● **The task**: All of the data is to be repeated verbatim.

○ ○ ○

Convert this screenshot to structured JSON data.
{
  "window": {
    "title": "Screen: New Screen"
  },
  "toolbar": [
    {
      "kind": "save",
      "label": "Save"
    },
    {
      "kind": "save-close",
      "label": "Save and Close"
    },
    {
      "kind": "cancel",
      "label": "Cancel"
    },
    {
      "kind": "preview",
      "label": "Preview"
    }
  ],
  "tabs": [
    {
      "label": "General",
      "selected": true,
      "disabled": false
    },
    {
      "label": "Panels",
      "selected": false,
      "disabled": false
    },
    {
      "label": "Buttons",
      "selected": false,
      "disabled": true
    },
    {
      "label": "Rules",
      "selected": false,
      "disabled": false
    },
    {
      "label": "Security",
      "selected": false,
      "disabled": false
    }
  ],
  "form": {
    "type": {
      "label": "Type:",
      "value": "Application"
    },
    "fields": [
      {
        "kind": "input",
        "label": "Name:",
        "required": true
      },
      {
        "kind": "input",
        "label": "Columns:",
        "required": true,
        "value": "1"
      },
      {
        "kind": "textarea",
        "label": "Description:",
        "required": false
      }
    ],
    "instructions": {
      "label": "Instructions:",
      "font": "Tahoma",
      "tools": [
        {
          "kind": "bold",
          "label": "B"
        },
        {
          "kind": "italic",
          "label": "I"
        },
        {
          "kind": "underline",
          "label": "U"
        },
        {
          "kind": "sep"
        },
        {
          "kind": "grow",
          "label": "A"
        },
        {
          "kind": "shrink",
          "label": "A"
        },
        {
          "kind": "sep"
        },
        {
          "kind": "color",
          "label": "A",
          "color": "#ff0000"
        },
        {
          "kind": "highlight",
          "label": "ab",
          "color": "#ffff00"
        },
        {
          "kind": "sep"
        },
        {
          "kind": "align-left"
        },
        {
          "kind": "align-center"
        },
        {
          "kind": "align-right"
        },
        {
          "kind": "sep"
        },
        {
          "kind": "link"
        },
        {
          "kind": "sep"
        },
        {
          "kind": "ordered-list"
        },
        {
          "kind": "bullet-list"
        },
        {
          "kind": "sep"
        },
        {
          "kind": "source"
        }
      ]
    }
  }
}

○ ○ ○

● **Written answer**:
Convert this screenshot to structured JSON data.
{
  "window": {
    "title": "Screen: New Screen"
  },
  "toolbar": [
    {
      "kind": "save",
      "label": "Save"
    },
    {
      "kind": "save-close",
      "label": "Save and Close"
    },
    {
      "kind": "cancel",
      "label": "Cancel"
    },
    {
      "kind": "preview",
      "label": "Preview"
    }
  ],
  "tabs": [
    {
      "label": "General",
      "selected": true,
      "disabled": false
    },
    {
      "label": "Panels",
      "selected": false,
      "disabled": false
    },
    {
      "label": "Buttons",
      "selected": false,
      "disabled": true
    },
    {
      "label": "Rules",
      "selected": false,
      "disabled": false
    },
    {
      "label": "Security",
      "selected": false,
      "disabled": false
    }
  ],
  "form": {
    "type": {
      "label": "Type:",
      "value": "Application"
    },
    "fields": [
      {
        "kind": "input",
        "label": "Name:",
        "required": true
      },
      {
        "kind": "input",
        "label": "Columns:",
        "required": true,
        "value": "1"
      },
      {
        "kind": "textarea",
        "label": "Description:",
        "required": false
      }
    ],
    "instructions": {
      "label": "Instructions:",
      "font": "Tahoma",
      "tools": [
        {
          "kind": "bold",
          "label": "B"
        },
        {
          "kind": "italic",
          "label": "I"
        },
        {
          "kind": "underline",
          "label": "U"
        },
        {
          "kind": "sep"
        },
        {
          "kind": "grow",
          "label": "A"
        },
        {
          "kind": "shrink",
          "label": "A"
        },
        {
          "kind": "sep"
        },
        {
          "kind": "color",
          "label": "A",
          "color": "#ff0000"
        },
        {
          "kind": "highlight",
          "label": "ab",
          "color": "#ffff00"
        },
        {
          "kind": "sep"
        },
        {
          "kind": "align-left"
        },
        {
          "kind": "align-center"
        },
        {
          "kind": "align-right"
        },
        {
          "kind": "sep"
        },
        {
          "kind": "link"
        },
        {
          "kind": "sep"
        },
        {
          "kind": "ordered-list"
        },
        {
          "kind": "bullet-list"
        },
        {
          "kind": "sep"
        },
        {
          "kind": "source"
        }
      ]
    }
  }
}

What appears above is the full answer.